The everyday – those familiar things which we take for granted without considering how they connect with, and depend on, nature. In his new book Mark Everard explores these connections and, along the way, provides a wealth of fascinating facts. Here ecology is interpreted broadly and the book provides thought-provoking historical, industrial, social and, on occasions, theological context.
After an introductory chapter reflecting on the nature of our modern society, Mark starts in a very British way – with a cup of tea. And it may be a good idea to have a freshly brewed cup in hand as you settle down to enjoy the chapter. We learn about the plant itself, that as long as 4,700 years ago the Chinese Emperor Shennong noted medicinal benefits, its transplantation across much of the world, the value of the tea trade, its cultural and historical significance, including the Boston tea party. But a cup of tea requires much more than the tea plant, and the chapter goes on to cover the ecology of the water, the electricity and even the cup itself.
In the chapter on newspapers, after describing the history and ecology of paper-making, Mark reflects on their social role in disseminating information, diverse viewpoints and propaganda throughout society; albeit a role which has assumed lesser importance in today’s electronic world.

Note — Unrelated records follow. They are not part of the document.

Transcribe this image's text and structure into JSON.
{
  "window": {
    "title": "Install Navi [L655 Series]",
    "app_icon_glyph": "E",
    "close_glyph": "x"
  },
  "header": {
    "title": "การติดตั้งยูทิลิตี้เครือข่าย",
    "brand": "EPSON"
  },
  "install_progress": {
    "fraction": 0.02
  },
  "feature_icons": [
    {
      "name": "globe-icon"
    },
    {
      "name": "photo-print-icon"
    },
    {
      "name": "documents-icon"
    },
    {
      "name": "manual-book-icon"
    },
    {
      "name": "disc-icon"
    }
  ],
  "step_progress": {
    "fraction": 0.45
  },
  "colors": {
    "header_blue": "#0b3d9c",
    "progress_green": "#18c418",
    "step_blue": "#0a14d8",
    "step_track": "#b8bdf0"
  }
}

Newspapers usually have a very short lifetime and he draws an interesting analogy between newspapers and mayflies, butterflies and leaves. All are ephemeral forms within much larger life cycles serving a particular function at a particular time.
Other everyday things covered include t-shirts, a bowl of rice, fresh air and a hot bath, before the book moves on to cover more obviously natural objects: trees, ‘unappealing creatures’ such as wasps and woodlice and, not surprisingly given the author’s interests, fish!
The thinking which underpins this book is nicely encapsulated in a short description of how the author’s home village has changed over the centuries – even the name from Somerford Magna to Great Somerford. While the importance of ecosystems was once readily apparent to villagers, today it may seem far removed from day to day life. But it is still there, supplying and regenerating the materials necessary for life. The book ends with a discussion of the ecology of space travel, along with some further reflections on Living on a Planet and the associated sustainability challenges.
With numerous references for the reader who wishes to explore further, this is an entertaining journey. The author makes it clear that this book is not intended to be didactic (although it may occasionally stray a little in that direction); rather it aims to celebrate the complex natural linkages which underpin our everyday activities. And it does so wonderfully well.
This slender volume is well worth a place on your bookshelf - read it (with or without a cup of tea), enjoy it, think about it – and encourage your friends to do likewise.
The Ecology of Everyday Things
Mark Everard (Author) | ISBN: 978099321196 | Published: November 2015 | Publisher: Cultured Llama